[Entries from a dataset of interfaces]
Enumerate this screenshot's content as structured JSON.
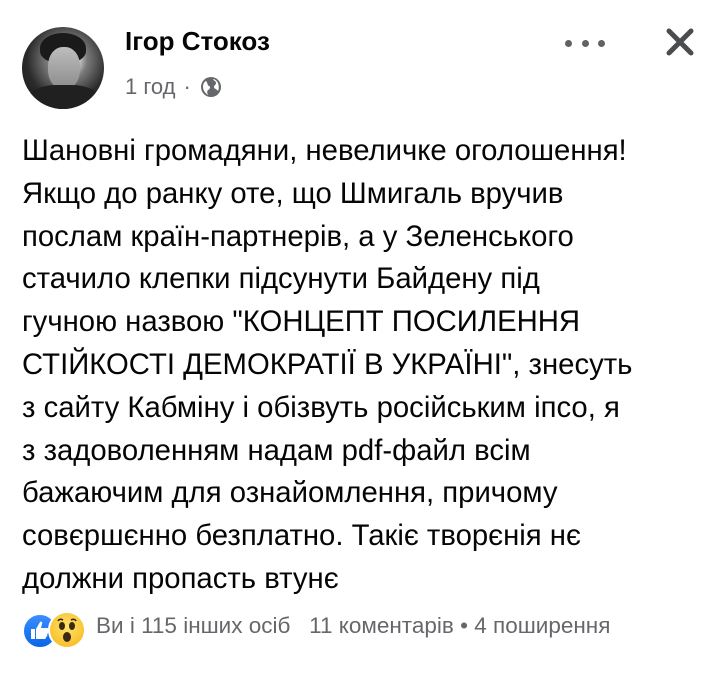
{
  "post": {
    "author": "Ігор Стокоз",
    "time": "1 год",
    "time_separator": "·",
    "audience_icon": "globe-icon",
    "text": "Шановні громадяни, невеличке оголошення!\nЯкщо до ранку оте, що Шмигаль вручив\nпослам країн-партнерів, а у Зеленського\nстачило клепки підсунути Байдену  під\nгучною назвою \"КОНЦЕПТ ПОСИЛЕННЯ\nСТІЙКОСТІ ДЕМОКРАТІЇ В УКРАЇНІ\", знесуть\nз сайту Кабміну і обізвуть російським іпсо, я\nз задоволенням надам pdf-файл всім\nбажаючим для ознайомлення, причому\nсовєршєнно безплатно. Такіє творєнія нє\nдолжни пропасть втунє"
  },
  "footer": {
    "reactions_summary": "Ви і 115 інших осіб",
    "comments": "11 коментарів",
    "separator": "•",
    "shares": "4 поширення",
    "reaction_icons": [
      "like-icon",
      "wow-icon"
    ]
  },
  "colors": {
    "text": "#050505",
    "secondary": "#65676b",
    "like_blue": "#0a66e8",
    "wow_yellow": "#f5b419"
  }
}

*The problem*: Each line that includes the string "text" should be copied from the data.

*Your response*:
    "text": "Шановні громадяни, невеличке оголошення!\nЯкщо до ранку оте, що Шмигаль вручив\nпослам країн-партнерів, а у Зеленського\nстачило клепки підсунути Байдену  під\nгучною назвою \"КОНЦЕПТ ПОСИЛЕННЯ\nСТІЙКОСТІ ДЕМОКРАТІЇ В УКРАЇНІ\", знесуть\nз сайту Кабміну і обізвуть російським іпсо, я\nз задоволенням надам pdf-файл всім\nбажаючим для ознайомлення, причому\nсовєршєнно безплатно. Такіє творєнія нє\nдолжни пропасть втунє"
    "text": "#050505",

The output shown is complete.